When I point out where the ‘church’ really did get it wrong ( just a few jump straight to the conclusion that I’m ATTACKING the church - missing the point), I’m told that, yes x was wrong, but it was individuals WITHIN the church who got it wrong, so the ‘church’ can’t be blamed for x.
When I express an opinion as to how I, myself, think the Catholic teaching may be wrong in teaching y, I am told that y is taught by the church, so it MUST therefore be RIGHT.
What is the church…It is an institution of people with a supreme leader… So…
How do you know when a pope/ council is getting it right or getting it wrong? Sometimes, it seems, only after you get some hindsight!
How can you say that some of the doctrines that were taught were wrong? Is it because they were made by individuals and not councils? In which case, can councils never be wrong?
You presumably believe that divine inspiration comes into it…so who decides, years after the event, that a doctrine was or was not divinely inspired, and therefore is, or is not, right?
It seems like you want to have it both ways, which makes it very difficult to argue about anything…perhaps that’s the point!! Don’t argue…we can get round anything!
Basically, what is the church if not a group of individuals?
As for the popes handing down from St. Peter and having some kind of moral authority…what about the Borgias?
I did say that some of the crusades were in defence of territory…but who had real claim of that territory? Yes, the pilgrims had trouble getting thru’, but did Westerners have any claim to those lands? Yes, I know the pope was asked to help defend Constantinople from attack - history is never in black and white! My son has just done a thesis on the Hospitallers in Wales…fascinating stuff!
I think you too easily dismiss my point about sitting in our caves! It truly was our questioning and enquiring that got us where we are. It was never on the cards that we’d all agree about all and everything. It’s inevitable that as things change, some will be pleased by some things…and some will be displeased…ad infenitum. If we waited nicely for a unanimous decision , we’d still be sitting round our camp- fires - and yes, the family bonding would have been great!
Interesting what you said about Galileo, I will read up on it.
I am told that some things taught by the church are absolutely, divinely inspired, timelessly RIGHT and must never be altered just because society changes and our understanding of ourselves and the world has changed hugely over the last 2000 years.
But I am also told that some things done AND TAUGHT by the church in the Middle Ages for example, like excesses of violence in the crusades, the promise of freedom from purgatory for joining a Holy War, the burning of Protestants, the torture of ‘heretics’ by officials in the church ( without shedding blood)…should all be viewed in the light of the values of the time. ie: Of course it would be wrong now, but it wasn’t seen as wrong then so we can’t really judge them by today’s values.

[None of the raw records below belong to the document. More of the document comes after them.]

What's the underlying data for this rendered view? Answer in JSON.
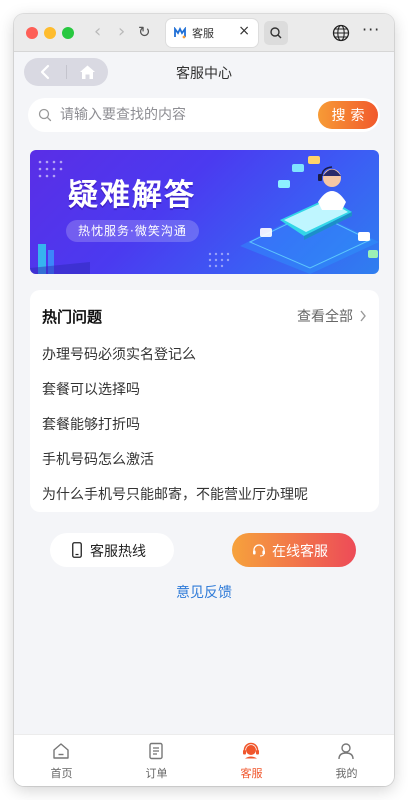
{
  "browser": {
    "tab_title": "客服",
    "tab_close": "×",
    "more_menu": "···",
    "reload_glyph": "↻",
    "back_glyph": "‹",
    "forward_glyph": "›"
  },
  "header": {
    "title": "客服中心"
  },
  "search": {
    "placeholder": "请输入要查找的内容",
    "button_label": "搜索"
  },
  "banner": {
    "title": "疑难解答",
    "subtitle": "热忱服务·微笑沟通"
  },
  "hot_questions": {
    "title": "热门问题",
    "view_all": "查看全部",
    "items": [
      "办理号码必须实名登记么",
      "套餐可以选择吗",
      "套餐能够打折吗",
      "手机号码怎么激活",
      "为什么手机号只能邮寄，不能营业厅办理呢"
    ]
  },
  "actions": {
    "hotline": "客服热线",
    "online": "在线客服",
    "feedback": "意见反馈"
  },
  "tabbar": {
    "items": [
      {
        "label": "首页",
        "icon": "home-icon"
      },
      {
        "label": "订单",
        "icon": "order-icon"
      },
      {
        "label": "客服",
        "icon": "service-icon",
        "active": true
      },
      {
        "label": "我的",
        "icon": "profile-icon"
      }
    ]
  },
  "colors": {
    "accent_orange": "#f0562c",
    "link_blue": "#2f7bd8",
    "banner_purple": "#5a2ee6"
  }
}
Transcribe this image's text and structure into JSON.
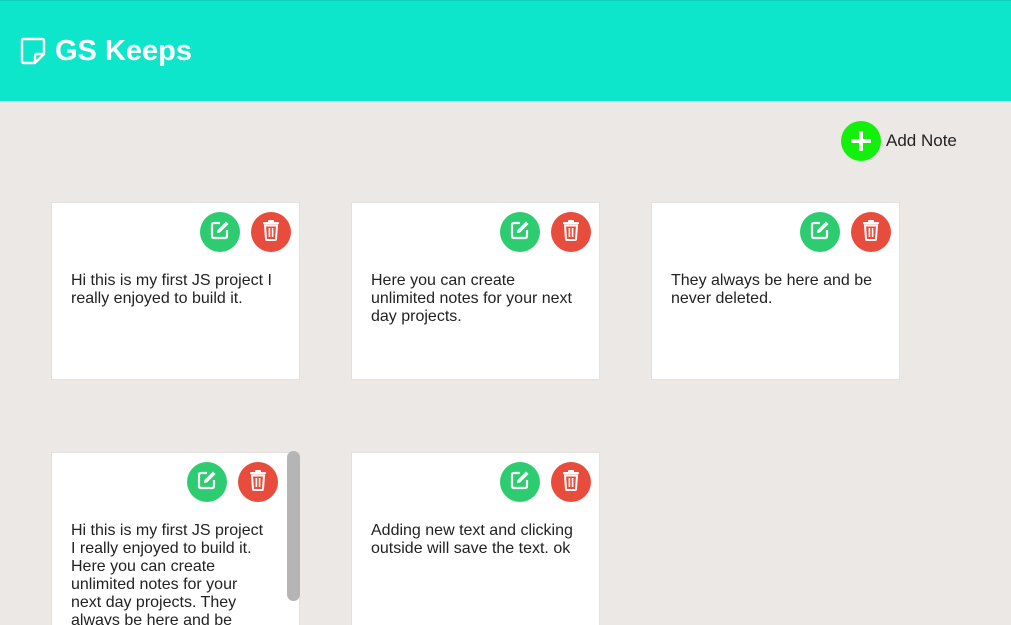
{
  "app": {
    "title": "GS Keeps",
    "add_note_label": "Add Note"
  },
  "notes": [
    {
      "text": "Hi this is my first JS project I\nreally enjoyed to build it."
    },
    {
      "text": "Here you can create\nunlimited notes for your next\nday projects."
    },
    {
      "text": "They always be here and be\nnever deleted."
    },
    {
      "text": "Hi this is my first JS project\nI really enjoyed to build it.\nHere you can create\nunlimited notes for your\nnext day projects. They\nalways be here and be"
    },
    {
      "text": "Adding new text and clicking\noutside will save the text. ok"
    }
  ],
  "icons": {
    "logo": "sticky-note-icon",
    "add": "plus-icon",
    "edit": "edit-icon",
    "delete": "trash-icon"
  },
  "colors": {
    "header": "#0ee6cc",
    "background": "#ebe8e6",
    "add_button": "#12f00c",
    "edit_button": "#2ecc71",
    "delete_button": "#e74c3c"
  }
}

Things have changed, which is often a jolly good thing. Why can’t the Church carry on changing…carry on developing an understanding of ourselves and our world?
If it stays still it will, at best, become irrelevant …at worst, I’m not sure…

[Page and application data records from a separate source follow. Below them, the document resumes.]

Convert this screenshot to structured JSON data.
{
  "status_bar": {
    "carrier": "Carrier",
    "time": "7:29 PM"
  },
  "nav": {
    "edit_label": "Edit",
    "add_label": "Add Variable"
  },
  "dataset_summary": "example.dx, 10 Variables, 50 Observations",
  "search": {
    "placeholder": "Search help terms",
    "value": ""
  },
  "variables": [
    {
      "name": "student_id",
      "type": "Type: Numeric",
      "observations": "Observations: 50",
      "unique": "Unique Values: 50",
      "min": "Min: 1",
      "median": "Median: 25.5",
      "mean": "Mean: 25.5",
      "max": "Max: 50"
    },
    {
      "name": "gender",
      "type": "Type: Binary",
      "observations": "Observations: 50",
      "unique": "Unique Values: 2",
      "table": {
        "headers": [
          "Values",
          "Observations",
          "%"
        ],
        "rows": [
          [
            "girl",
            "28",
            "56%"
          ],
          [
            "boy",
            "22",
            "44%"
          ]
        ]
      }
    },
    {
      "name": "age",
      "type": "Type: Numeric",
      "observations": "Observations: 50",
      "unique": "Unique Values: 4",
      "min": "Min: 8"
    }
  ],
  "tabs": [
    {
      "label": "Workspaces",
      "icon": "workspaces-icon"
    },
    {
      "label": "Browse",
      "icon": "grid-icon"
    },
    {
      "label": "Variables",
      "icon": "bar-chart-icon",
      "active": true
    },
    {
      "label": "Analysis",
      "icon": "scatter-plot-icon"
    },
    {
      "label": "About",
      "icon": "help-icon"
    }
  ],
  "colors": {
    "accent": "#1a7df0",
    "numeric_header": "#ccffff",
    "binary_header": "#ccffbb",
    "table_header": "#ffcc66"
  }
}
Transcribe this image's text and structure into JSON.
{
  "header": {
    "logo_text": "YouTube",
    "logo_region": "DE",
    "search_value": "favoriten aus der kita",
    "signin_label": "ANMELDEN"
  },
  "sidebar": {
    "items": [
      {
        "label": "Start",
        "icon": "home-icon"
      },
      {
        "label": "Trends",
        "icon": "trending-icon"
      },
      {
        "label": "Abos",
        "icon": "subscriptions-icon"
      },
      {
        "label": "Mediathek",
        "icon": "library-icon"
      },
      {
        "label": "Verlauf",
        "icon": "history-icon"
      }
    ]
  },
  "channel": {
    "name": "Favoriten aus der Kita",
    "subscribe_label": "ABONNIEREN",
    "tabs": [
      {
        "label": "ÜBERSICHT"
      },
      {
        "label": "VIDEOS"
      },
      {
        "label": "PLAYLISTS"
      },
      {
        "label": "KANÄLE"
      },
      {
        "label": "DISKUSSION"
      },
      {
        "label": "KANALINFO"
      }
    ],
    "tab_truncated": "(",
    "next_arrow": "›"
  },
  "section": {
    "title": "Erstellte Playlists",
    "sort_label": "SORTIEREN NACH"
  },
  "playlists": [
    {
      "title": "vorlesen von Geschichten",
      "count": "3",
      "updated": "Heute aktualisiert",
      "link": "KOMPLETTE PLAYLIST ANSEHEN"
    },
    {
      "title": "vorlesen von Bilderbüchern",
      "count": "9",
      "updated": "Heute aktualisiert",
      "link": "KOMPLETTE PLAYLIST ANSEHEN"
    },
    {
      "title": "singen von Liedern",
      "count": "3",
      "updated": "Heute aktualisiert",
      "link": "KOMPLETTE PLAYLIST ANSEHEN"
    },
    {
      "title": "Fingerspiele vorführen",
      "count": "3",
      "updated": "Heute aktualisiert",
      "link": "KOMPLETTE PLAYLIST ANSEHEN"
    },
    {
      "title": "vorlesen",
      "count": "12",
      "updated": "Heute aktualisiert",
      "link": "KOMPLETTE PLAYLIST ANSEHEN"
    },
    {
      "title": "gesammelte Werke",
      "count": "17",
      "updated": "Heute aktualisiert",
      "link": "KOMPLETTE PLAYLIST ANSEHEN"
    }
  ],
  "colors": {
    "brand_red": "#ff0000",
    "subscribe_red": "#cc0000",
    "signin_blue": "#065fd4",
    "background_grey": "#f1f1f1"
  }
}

The Church has not changed. The behavior of some of its leaders has changed, sometimes for the better, sometimes for the worse. This Catholics never deny.

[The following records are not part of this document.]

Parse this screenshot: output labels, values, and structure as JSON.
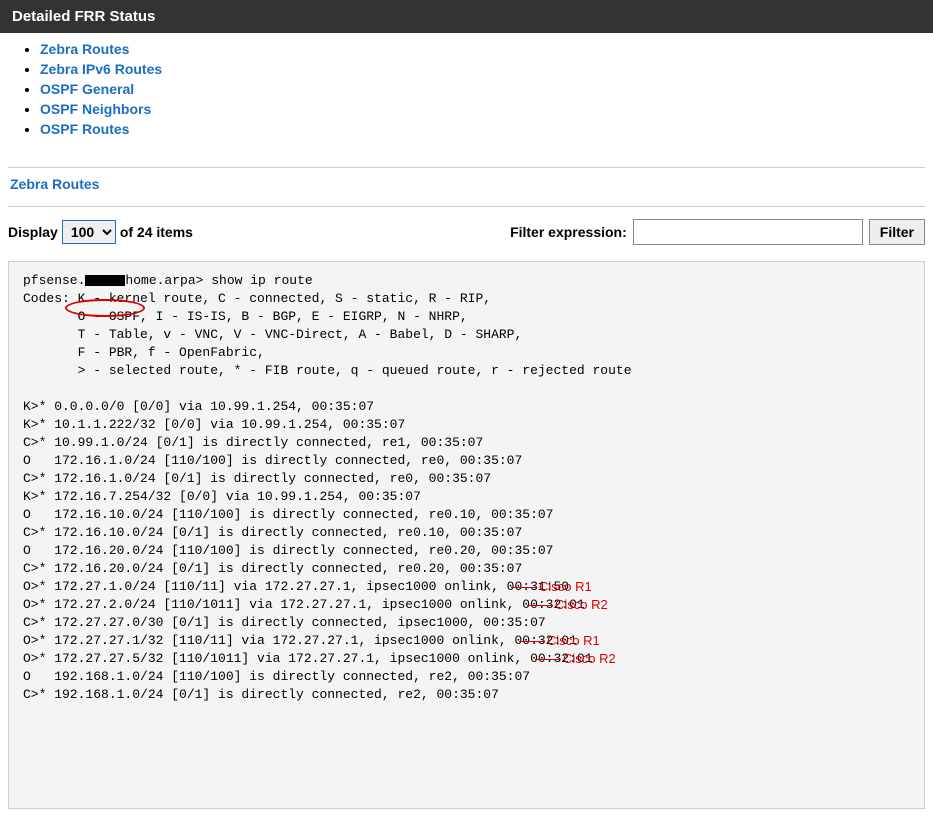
{
  "header": {
    "title": "Detailed FRR Status"
  },
  "nav": [
    "Zebra Routes",
    "Zebra IPv6 Routes",
    "OSPF General",
    "OSPF Neighbors",
    "OSPF Routes"
  ],
  "section": {
    "title": "Zebra Routes"
  },
  "controls": {
    "display_label": "Display",
    "display_value": "100",
    "of_text": "of 24 items",
    "filter_label": "Filter expression:",
    "filter_value": "",
    "filter_button": "Filter"
  },
  "terminal": {
    "hostname_prefix": "pfsense.",
    "hostname_suffix": "home.arpa>",
    "command": "show ip route",
    "codes_lines": [
      "Codes: K - kernel route, C - connected, S - static, R - RIP,",
      "       O - OSPF, I - IS-IS, B - BGP, E - EIGRP, N - NHRP,",
      "       T - Table, v - VNC, V - VNC-Direct, A - Babel, D - SHARP,",
      "       F - PBR, f - OpenFabric,",
      "       > - selected route, * - FIB route, q - queued route, r - rejected route"
    ],
    "routes": [
      "K>* 0.0.0.0/0 [0/0] via 10.99.1.254, 00:35:07",
      "K>* 10.1.1.222/32 [0/0] via 10.99.1.254, 00:35:07",
      "C>* 10.99.1.0/24 [0/1] is directly connected, re1, 00:35:07",
      "O   172.16.1.0/24 [110/100] is directly connected, re0, 00:35:07",
      "C>* 172.16.1.0/24 [0/1] is directly connected, re0, 00:35:07",
      "K>* 172.16.7.254/32 [0/0] via 10.99.1.254, 00:35:07",
      "O   172.16.10.0/24 [110/100] is directly connected, re0.10, 00:35:07",
      "C>* 172.16.10.0/24 [0/1] is directly connected, re0.10, 00:35:07",
      "O   172.16.20.0/24 [110/100] is directly connected, re0.20, 00:35:07",
      "C>* 172.16.20.0/24 [0/1] is directly connected, re0.20, 00:35:07",
      "O>* 172.27.1.0/24 [110/11] via 172.27.27.1, ipsec1000 onlink, 00:31:50",
      "O>* 172.27.2.0/24 [110/1011] via 172.27.27.1, ipsec1000 onlink, 00:32:01",
      "C>* 172.27.27.0/30 [0/1] is directly connected, ipsec1000, 00:35:07",
      "O>* 172.27.27.1/32 [110/11] via 172.27.27.1, ipsec1000 onlink, 00:32:01",
      "O>* 172.27.27.5/32 [110/1011] via 172.27.27.1, ipsec1000 onlink, 00:32:01",
      "O   192.168.1.0/24 [110/100] is directly connected, re2, 00:35:07",
      "C>* 192.168.1.0/24 [0/1] is directly connected, re2, 00:35:07"
    ]
  },
  "annotations": [
    {
      "text": "Cisco R1"
    },
    {
      "text": "Cisco R2"
    },
    {
      "text": "Cisco R1"
    },
    {
      "text": "Cisco R2"
    }
  ]
}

But the fundamental truths do not change just because we live 2,000 years later. God is still God. We still need God. The Church still is there to help us find God. The ways of finding God do not change. If the Church ever started to change some of its fundamental moral doctrines (such as its stance on abortion and same-sex marriage) I think the Church would quickly go up in smoke, as have other Churches who have radically altered their teachings to suit the times in which they live. Many of the people who belong to those churches (including bishops and pastors) are lining up to join the Catholic Church because they will no longer sell their allegiance to the latest politically correct liberal doctrine that comes from the devil. :eek: